  1. ^ Tshifularo, M. (2014). "Blood otorrhea: blood stained sweaty ear discharges: hematohidrosis; four case series (2001-2013).". American Journal of Otolarynology 35 (2): 271–3. doi:10.1016/j.amjoto.2013.09.006. PMID 24315735. 
  2. ^ Holoubek, J. E.; Holoubek, A. B. (1996). "Blood, sweat and fear. "A classification of hematidrosis"". Journal of medicine 27 (3–4): 115–33. PMID 8982961. 
  3. ^ a b c Biswas, S.; Surana, T.; De, A.; Nag, F. (2013). "A curious case of sweating blood". Indian Journal of Dermatology 58 (6): 478–80. doi:10.4103/0019-5154.119964. PMC 3827523. PMID 24249903. 
  4. ^ a b Mora, E; Lucas, J (2013). "Hematidrosis: Blood sweat". Blood 121 (9): 1493. doi:10.1182/blood-2012-09-450031. PMID 23570065. 

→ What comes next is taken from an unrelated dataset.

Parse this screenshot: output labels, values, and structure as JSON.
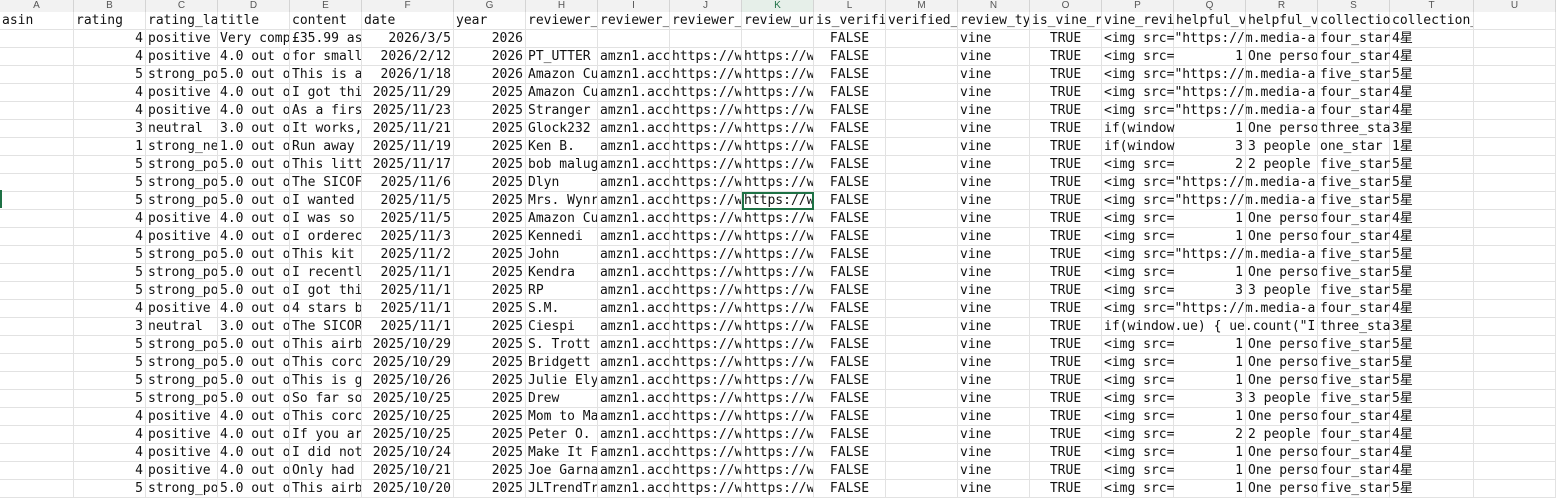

  5. ^ Wang, Z.; Yu, Z.; Su, J.; Cao, L.; Zhao, X.; Bai, X.; Zhan, S.; Wu, T.; Jin, L.; Zhou, P.; Ruan, C. (2010). "A Case of Hematidrosis Successfully Treated with Propranolol". American Journal of Clinical Dermatology 11 (6): 440–3. doi:10.2165/11531690-000000000-00000. PMID 20666570. 
  6. ^ Khalid, S. R.; Maqbool, S; Raza, N; Mukhtar, T; Ikram, A; Qureshi, S (2013). "Ghost spell or hematohidrosis". Journal of the College of Physicians and Surgeons--Pakistan : JCPSP 23 (4): 293–4. PMID 23552544. 
  7. ^ Wikisource-logo.svg Gillis, James Martin (1907). "Agony of Christ". Catholic Encyclopedia 1. New York: Robert Appleton Company. 
  8. ^ Jerajani, H. R.; Jaju, Bhagyashri; Phiske, M. M.; Lade, Nitin (2009). "Hematohidrosis – A rare clinical phenomenon". Indian Journal of Dermatology (Wolters Kluwer) 54 (3): 290–292. doi:10.4103/0019-5154.55645. PMC 2810702. PMID 20161867. 
  9. ^ http://www.ncbi.nlm.nih.gov/pmc/articles/PMC2810702/